The court refused to grant permission for October 29 noting that during that time, several festivals will be celebrated. Besides, the court also said that the tenure of the posters of the organisation show that the event can have communal overtones and might increase communal tension in the Old Delhi area which has already witnessed communal tensions in the past.
Hence, the court observed that the “apprehension of the SHO of the concerned area” cannot be washed away by constitutional courts. It further said that though there is freedom to raise voice but the possibility of communal tension cannot be ignored.
While rejecting the petition, the court however said that it is always open to the authorities, after the festive season is over, to consider afresh the organization’s plea for permission to hold the event. Justice Prasad ruled that the organisation’s fresh plea for permission will be considered by the authorities on its own merits, subject to the organisation providing a list of speakers and an undertaking that the meeting will not cause any communal tension.
The proposed event was scheduled for October 29. It was the organisation’s case in the petition that it sought to initiate a series of events, starting from the event, for strengthening of all weaker sections, including Muslim and other minority communities like SC, ST, OBC and that voices of “all the oppressed people” would be raised in the meeting.
The organisation had, therefore, challenged the Delhi Police’s decision to revoke the permission which was earlier granted. This was after the organisation refused to accept Police’s suggestion to change the nature of the call raise for the meeting. The petitioner organisation contended that the police’s letter revoking the permission suffered from “serious legal and constitutional infirmities” and was thus liable to be set aside.
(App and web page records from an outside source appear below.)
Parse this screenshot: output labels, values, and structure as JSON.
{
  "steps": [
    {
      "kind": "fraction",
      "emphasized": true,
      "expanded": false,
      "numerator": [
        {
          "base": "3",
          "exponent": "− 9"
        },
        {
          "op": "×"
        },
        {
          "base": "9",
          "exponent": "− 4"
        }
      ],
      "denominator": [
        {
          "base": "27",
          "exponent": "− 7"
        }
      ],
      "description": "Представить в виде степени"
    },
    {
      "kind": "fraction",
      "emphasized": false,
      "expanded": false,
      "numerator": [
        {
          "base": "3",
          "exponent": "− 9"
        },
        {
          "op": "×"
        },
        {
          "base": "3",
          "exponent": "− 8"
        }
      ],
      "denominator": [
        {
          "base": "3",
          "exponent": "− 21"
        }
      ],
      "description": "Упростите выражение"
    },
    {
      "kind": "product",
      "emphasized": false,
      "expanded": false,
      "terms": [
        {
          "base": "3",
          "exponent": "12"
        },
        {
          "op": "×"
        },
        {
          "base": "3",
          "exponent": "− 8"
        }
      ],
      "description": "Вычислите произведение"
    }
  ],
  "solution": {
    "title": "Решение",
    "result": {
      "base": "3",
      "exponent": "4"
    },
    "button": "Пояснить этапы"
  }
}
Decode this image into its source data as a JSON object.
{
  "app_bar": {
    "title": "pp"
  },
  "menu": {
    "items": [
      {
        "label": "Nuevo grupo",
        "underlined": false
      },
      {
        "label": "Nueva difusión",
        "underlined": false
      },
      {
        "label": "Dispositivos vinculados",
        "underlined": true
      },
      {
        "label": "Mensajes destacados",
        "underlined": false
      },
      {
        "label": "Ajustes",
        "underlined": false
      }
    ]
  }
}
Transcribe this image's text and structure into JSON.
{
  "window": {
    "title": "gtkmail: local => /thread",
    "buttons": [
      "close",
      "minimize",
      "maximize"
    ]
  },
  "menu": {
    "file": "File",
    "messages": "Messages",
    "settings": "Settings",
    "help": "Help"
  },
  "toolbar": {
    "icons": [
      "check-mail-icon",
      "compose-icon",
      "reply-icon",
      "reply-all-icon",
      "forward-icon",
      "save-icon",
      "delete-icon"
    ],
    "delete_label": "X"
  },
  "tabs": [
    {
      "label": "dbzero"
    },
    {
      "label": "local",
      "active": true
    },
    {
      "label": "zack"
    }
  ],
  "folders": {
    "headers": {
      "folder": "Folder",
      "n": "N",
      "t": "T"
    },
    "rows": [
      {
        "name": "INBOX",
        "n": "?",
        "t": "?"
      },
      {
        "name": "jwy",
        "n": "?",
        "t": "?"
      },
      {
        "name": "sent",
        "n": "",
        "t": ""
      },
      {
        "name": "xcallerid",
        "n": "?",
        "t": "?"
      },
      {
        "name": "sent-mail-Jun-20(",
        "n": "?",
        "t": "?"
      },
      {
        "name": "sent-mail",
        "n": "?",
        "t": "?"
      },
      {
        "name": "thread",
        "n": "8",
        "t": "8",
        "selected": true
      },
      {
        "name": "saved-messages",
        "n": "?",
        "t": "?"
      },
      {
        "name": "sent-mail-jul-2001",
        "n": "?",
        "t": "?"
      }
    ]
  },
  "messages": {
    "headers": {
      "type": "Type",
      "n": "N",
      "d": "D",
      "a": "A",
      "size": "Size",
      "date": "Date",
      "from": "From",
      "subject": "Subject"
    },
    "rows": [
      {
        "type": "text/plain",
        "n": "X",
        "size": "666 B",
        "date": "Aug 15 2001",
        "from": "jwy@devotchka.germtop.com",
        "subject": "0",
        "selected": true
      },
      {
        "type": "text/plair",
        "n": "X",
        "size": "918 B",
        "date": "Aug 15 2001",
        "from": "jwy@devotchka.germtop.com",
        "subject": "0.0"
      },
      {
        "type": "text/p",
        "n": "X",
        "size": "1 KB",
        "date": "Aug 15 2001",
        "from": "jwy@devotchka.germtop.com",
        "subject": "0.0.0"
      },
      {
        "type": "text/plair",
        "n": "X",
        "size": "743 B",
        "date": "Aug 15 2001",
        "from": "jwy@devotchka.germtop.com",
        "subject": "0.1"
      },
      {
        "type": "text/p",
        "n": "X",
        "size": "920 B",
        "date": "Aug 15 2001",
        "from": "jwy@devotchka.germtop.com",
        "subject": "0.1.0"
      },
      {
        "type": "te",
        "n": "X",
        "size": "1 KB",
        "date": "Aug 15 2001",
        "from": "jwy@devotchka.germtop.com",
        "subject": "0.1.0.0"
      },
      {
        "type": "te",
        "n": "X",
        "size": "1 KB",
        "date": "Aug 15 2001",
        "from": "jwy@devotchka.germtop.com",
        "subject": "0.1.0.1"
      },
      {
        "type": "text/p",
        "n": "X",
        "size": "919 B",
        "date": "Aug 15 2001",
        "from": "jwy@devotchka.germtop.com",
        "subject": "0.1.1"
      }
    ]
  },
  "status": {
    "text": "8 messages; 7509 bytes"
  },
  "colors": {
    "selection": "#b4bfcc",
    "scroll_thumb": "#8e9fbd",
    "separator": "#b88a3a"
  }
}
“That the Muslim community is one of the weaker sections of the society, and is being attempted to be used as a fulcrum of polarising the Indian Polity, similar to the other weaker sections of the society such as the Scheduled Castes, Scheduled Tribes, Other Backward Classes, and other religious minorities,” the plea read. Counsel for the petitioner were R.H.A. Sikander, Jatin Bhatt, Sanawar, and Harshit Gahlot. Apoorv Kurup, CGSC with Mr. Akhil Hasija appeared for respondents 1, Satyakam, ASC for GNCTD and Ms. Khushboo Nahar, ASC for the MCD, Kunal, for respondent 3.